When I explained to the GPs that bulk billing for the insertion of an IUD and charging $150 individually for a similar service was illegal, they were horrified. It had been their business model for years. Then once I explained to a patient that his GP had spent greater than 20 minutes undertaking complex work, he was equally horrified, but for various reasons – the GP had apparently taken lower than five minutes to jot down a prescription and order a blood test. That was last week.
I even have been administering medical bills since Medicare began in 1984. The place where I work is best described as Medicare’s underbelly. It’s a dark and disturbingly secret a part of the health system where patient journeys, treatments and procedures are converted to claims for payment. I mainly shuffle the cash across the health system, in an environment where nobody trusts anyone, and consumers are only plain confused and bewildered.
Even before I commenced a PhD on Medicare claiming and compliance in 2012, it was obvious to me that Australian health regulation had change into an omnishambles, and bulk billing was broken.

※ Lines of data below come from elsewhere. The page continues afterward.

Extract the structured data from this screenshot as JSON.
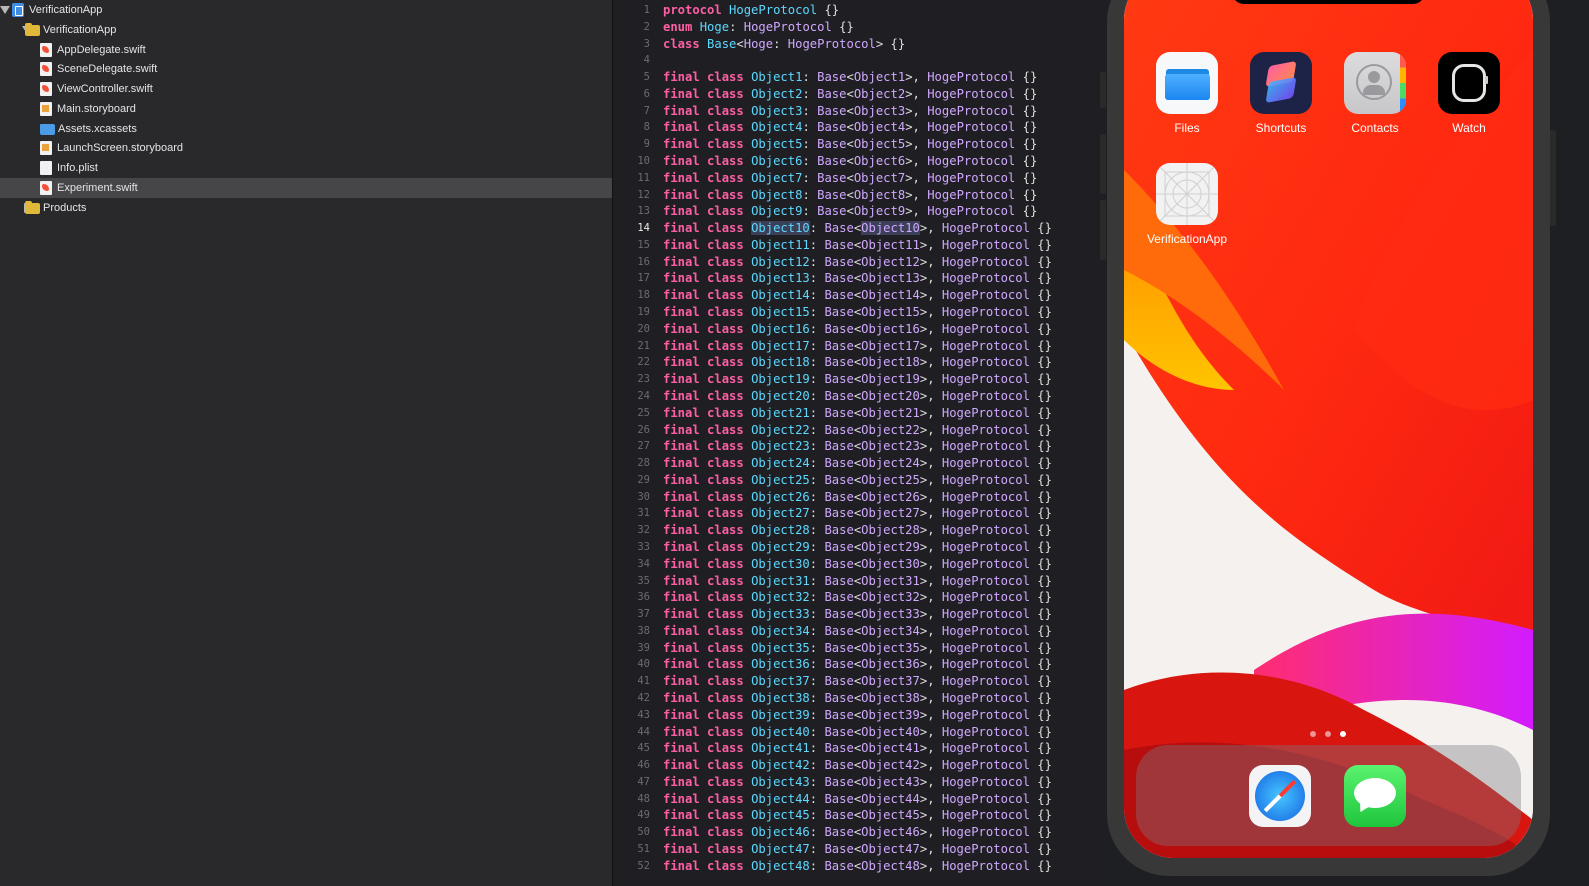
{
  "navigator": {
    "items": [
      {
        "label": "VerificationApp",
        "kind": "proj",
        "indent": 0,
        "disclosure": "open"
      },
      {
        "label": "VerificationApp",
        "kind": "folder",
        "indent": 1,
        "disclosure": "open"
      },
      {
        "label": "AppDelegate.swift",
        "kind": "swift",
        "indent": 2
      },
      {
        "label": "SceneDelegate.swift",
        "kind": "swift",
        "indent": 2
      },
      {
        "label": "ViewController.swift",
        "kind": "swift",
        "indent": 2
      },
      {
        "label": "Main.storyboard",
        "kind": "sb",
        "indent": 2
      },
      {
        "label": "Assets.xcassets",
        "kind": "assets",
        "indent": 2
      },
      {
        "label": "LaunchScreen.storyboard",
        "kind": "sb",
        "indent": 2
      },
      {
        "label": "Info.plist",
        "kind": "doc",
        "indent": 2
      },
      {
        "label": "Experiment.swift",
        "kind": "swift",
        "indent": 2,
        "selected": true
      },
      {
        "label": "Products",
        "kind": "folder",
        "indent": 1,
        "disclosure": "closed"
      }
    ]
  },
  "editor": {
    "current_line": 14,
    "header_lines": [
      "protocol HogeProtocol {}",
      "enum Hoge: HogeProtocol {}",
      "class Base<Hoge: HogeProtocol> {}",
      ""
    ],
    "class_prefix": "final class",
    "class_template": "Object{n}: Base<Object{n}>, HogeProtocol {}",
    "class_count": 48,
    "highlighted_symbol": "Object10",
    "colors": {
      "keyword": "#fc5fa3",
      "type": "#5dd8ff",
      "other_type": "#d0a8ff"
    }
  },
  "simulator": {
    "apps": [
      {
        "label": "Files",
        "icon": "folder-icon"
      },
      {
        "label": "Shortcuts",
        "icon": "shortcuts-icon"
      },
      {
        "label": "Contacts",
        "icon": "contacts-icon"
      },
      {
        "label": "Watch",
        "icon": "watch-icon"
      },
      {
        "label": "VerificationApp",
        "icon": "blank-app-icon"
      }
    ],
    "dock_apps": [
      {
        "label": "Safari",
        "icon": "safari-icon"
      },
      {
        "label": "Messages",
        "icon": "messages-icon"
      }
    ],
    "page_count": 3,
    "current_page": 3
  }
}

When the federal government declares that 90% of Australians should not paying out-of-pocket costs on the GP, I’m certain that the majority consumers can be scratching their heads wondering where all the majority billing GPs are hiding.
GP bulk-billing statistics are a crucial metric in measuring the health of our health system, which is why the federal government steadily holds them up as proof that Medicare is in fine condition.
Nevertheless, high rates of bulk billing don’t necessarily indicate that Medicare is functioning well, and throughout the statistics are many complex, and poorly understood phenomena.
Firstly, the GP statistics count services moderately than patients, and patients can have multiple service at one GP visit. When a GP provides multiple service, they wouldn’t have to bulk bill each, and might selected which service is charged. A typical example is bulk billing a consultation, and charging a non-public fee to remove a skin lesion. There is no such thing as a illegality, but the sort of mixed billing skews the information since the bulk billed consultation drops into the statistics, however the procedure doesn’t. So, this patient will fall throughout the 90% group, regardless that they paid on the day. A study undertaken by the RACGP in 2016 suggests this phenomenon reduces the statistics to below 69%. However it doesn’t end there.
There’s also what I might describe as ethically questionable billing, brought on by system dysfunction. Probably the most common example is repeatedly returning patients for added appointments, with the only purpose of enabling more bulk billing. An example could be a patient presenting for a pap smear, back pain, and needing a repeat prescription. All of this might, and may, be handled at one appointment, but when the GP brings the patient back multiple times, their revenue increases.
Then we come to non-compliant billing, which is a spectrum of behaviours with criminal fraud at one end and unintentional errors at the opposite. Probably the most common sort of fraud in Australia occurs when a health care provider knowingly bulk bills for a service they didn’t provide. It’s devilishly difficult to seek out and subsequently prosecute. Moving along the spectrum of illegality, away from fraud, we have now what known as “up-coding”, where a health care provider bills for an extended or more complex service than that provided. That’s what the patient I previously mentioned experienced – a five-minute seek the advice of bulk billed as having taken greater than 20 minutes.
Moving still further along we at the moment are in non-compliant, but not fraudulent territory. An excellent example is present in this 2020 defamation case between two GPs. It’s a sobering examine GPs teaching their colleagues to bill incorrectly to maximise Medicare revenue. One in all the GPs within the case described teaching her GP colleagues to “pack and stack” as many Medicare items as possible onto every patient.
Medicare only reimburses services that patients need, so even when all services are provided, “packing and stacking” unnecessary services is non-compliant.
All of those non-compliant behaviours find yourself in the majority billing statistics. They artificially inflate our health expenditure, and are signs of system failure, not success.
The ultimate, major problem, that skews the information, is bulk billing and charging gaps as separate Eftpos transactions. Once upon a time GPs were charged with criminal fraud for doing this, but an ill-conceived policy change a few years ago has modified all that, and the practice has now change into so common that it is sort of a co-payment by stealth, that’s hidden in plain sight.
As to the impact of this phenomenon on the bulk-billing statistics, well it’s actually very easy to quantify if we wish to. But moderately than do this, we could just start believing consumers who’re telling us loud and clear that they can not find bulk-billing GPs, and are struggling to pay for primary health care. Continuing to gaslight them by repeatedly trumpeting completely meaningless bulk billing statistics is worsening our out-of-pocket medical cost crisis and wishes to stop.
My doctoral research concluded that Medicare is unfortunately in trouble. It’s haemorrhaging to the tune of about $7bn each year and urgent motion is required to stem the flow.
It shouldn’t be too late, but without evidence-based, structural reform encompassing regulation, education, and digitisation, consumer OOPs will proceed to rise.
Dr Margaret Faux is a solicitor and medical insurance law academic who recently published her PhD on Medicare claiming and compliance